Smith went so far as to accuse the show’s writer Peter Morgan as being “almost Trumpian with his alternative facts.” Then she really twisted the knife: “This is a Downton Abbey version of the Royal Family.”
Others worried how surviving members of the family would take it. Former Welsh Secretary and Vale of Glamorgan and Conservative MP Alun Cairns said, “There is no doubt that whilst millions will enjoy watching The Crown, we need to be mindful that the programmes raise painful events that will have an impact on members of the Royal Family and others who were children or innocent bystanders.”
The Mail even highlights some of the inaccuracies. For one thing, the show suggests — erroneously, as it happens — that Charles continued his tabloid-fixture affair with now-wife Camilla Parker Bowles throughout his marriage to Diana. But there’s more:
In what is felt to be a particularly wounding fabrication, Charles’s beloved great-uncle, Earl Mountbatten is shown, shortly before his death at the hands of the IRA, telling the Prince that the family are disappointed at his relationship with Camilla and to find a wife. In the drama, Charles calls him a traitor. There is no evidence the exchange happened.

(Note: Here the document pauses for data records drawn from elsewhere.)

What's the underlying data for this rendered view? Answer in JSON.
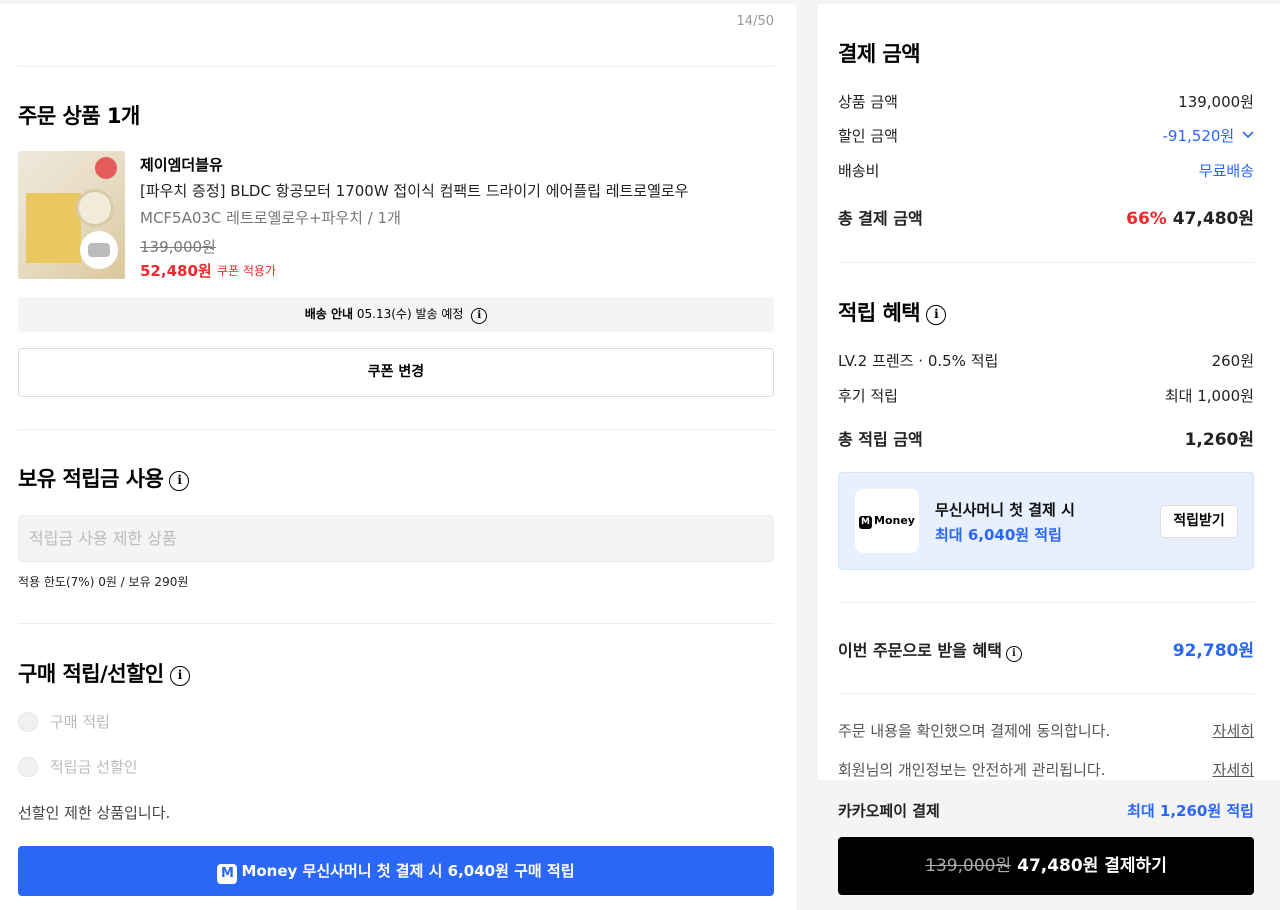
{
  "left": {
    "char_counter": "14/50",
    "order": {
      "title": "주문 상품 1개",
      "product": {
        "brand": "제이엠더블유",
        "name": "[파우치 증정] BLDC 항공모터 1700W 접이식 컴팩트 드라이기 에어플립 레트로옐로우",
        "option": "MCF5A03C 레트로옐로우+파우치 / 1개",
        "original_price": "139,000원",
        "sale_price": "52,480원",
        "sale_note": "쿠폰 적용가"
      },
      "shipping_label": "배송 안내",
      "shipping_text": "05.13(수) 발송 예정",
      "coupon_button": "쿠폰 변경"
    },
    "points": {
      "title": "보유 적립금 사용",
      "placeholder": "적립금 사용 제한 상품",
      "note": "적용 한도(7%) 0원 / 보유 290원"
    },
    "purchase": {
      "title": "구매 적립/선할인",
      "option1": "구매 적립",
      "option2": "적립금 선할인",
      "limit_note": "선할인 제한 상품입니다.",
      "money_icon": "M",
      "money_button": "Money 무신사머니 첫 결제 시 6,040원 구매 적립"
    }
  },
  "right": {
    "payment": {
      "title": "결제 금액",
      "rows": [
        {
          "label": "상품 금액",
          "value": "139,000원"
        },
        {
          "label": "할인 금액",
          "value": "-91,520원"
        },
        {
          "label": "배송비",
          "value": "무료배송"
        }
      ],
      "total_label": "총 결제 금액",
      "total_rate": "66%",
      "total_value": "47,480원"
    },
    "rewards": {
      "title": "적립 혜택",
      "rows": [
        {
          "label": "LV.2 프렌즈 · 0.5% 적립",
          "value": "260원"
        },
        {
          "label": "후기 적립",
          "value": "최대 1,000원"
        }
      ],
      "total_label": "총 적립 금액",
      "total_value": "1,260원"
    },
    "promo": {
      "logo_icon": "M",
      "logo_text": "Money",
      "title": "무신사머니 첫 결제 시",
      "subtitle": "최대 6,040원 적립",
      "button": "적립받기"
    },
    "benefit": {
      "label": "이번 주문으로 받을 혜택",
      "value": "92,780원"
    },
    "agreements": [
      {
        "text": "주문 내용을 확인했으며 결제에 동의합니다.",
        "link": "자세히"
      },
      {
        "text": "회원님의 개인정보는 안전하게 관리됩니다.",
        "link": "자세히"
      }
    ],
    "footer": {
      "method": "카카오페이 결제",
      "reward": "최대 1,260원 적립",
      "pay_original": "139,000원",
      "pay_label": "47,480원 결제하기"
    }
  },
  "colors": {
    "accent_blue": "#2b67f6",
    "sale_red": "#f0282d",
    "pay_button": "#000000"
  }
}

In another insidious fictional scene, Prince Philip issues a threat to Diana in 1990 after she suggests leaving Charles. Sources said this appeared to be a clumsy reference to baseless conspiracy theories that he was somehow involved in the car crash in Paris that killed the Princess in August 1997.
Mind you, the piece finds no one standing up for its portrayal of former Prime Minister Margaret Thatcher, played by Gillian Anderson.
The fourth season of The Crown can now be streamed on Netflix.
(Via The Daily Mail)